ASSIGNMENT: Once you have read the entries below, write them all out again exactly.

++++ RECORD EXCERPTS ++++

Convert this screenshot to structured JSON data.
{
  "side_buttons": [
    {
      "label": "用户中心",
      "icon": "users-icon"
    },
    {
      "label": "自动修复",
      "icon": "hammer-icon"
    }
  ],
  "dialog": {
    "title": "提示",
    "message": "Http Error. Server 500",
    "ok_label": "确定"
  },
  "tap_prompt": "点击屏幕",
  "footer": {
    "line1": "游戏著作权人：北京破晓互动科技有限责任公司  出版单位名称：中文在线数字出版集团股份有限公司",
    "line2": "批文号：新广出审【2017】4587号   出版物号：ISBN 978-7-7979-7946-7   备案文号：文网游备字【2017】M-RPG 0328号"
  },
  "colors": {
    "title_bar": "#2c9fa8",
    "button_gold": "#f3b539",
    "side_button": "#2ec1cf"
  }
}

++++

ANSWER SPACE:
Convert this screenshot to structured JSON data.
{
  "side_buttons": [
    {
      "label": "用户中心",
      "icon": "users-icon"
    },
    {
      "label": "自动修复",
      "icon": "hammer-icon"
    }
  ],
  "dialog": {
    "title": "提示",
    "message": "Http Error. Server 500",
    "ok_label": "确定"
  },
  "tap_prompt": "点击屏幕",
  "footer": {
    "line1": "游戏著作权人：北京破晓互动科技有限责任公司  出版单位名称：中文在线数字出版集团股份有限公司",
    "line2": "批文号：新广出审【2017】4587号   出版物号：ISBN 978-7-7979-7946-7   备案文号：文网游备字【2017】M-RPG 0328号"
  },
  "colors": {
    "title_bar": "#2c9fa8",
    "button_gold": "#f3b539",
    "side_button": "#2ec1cf"
  }
}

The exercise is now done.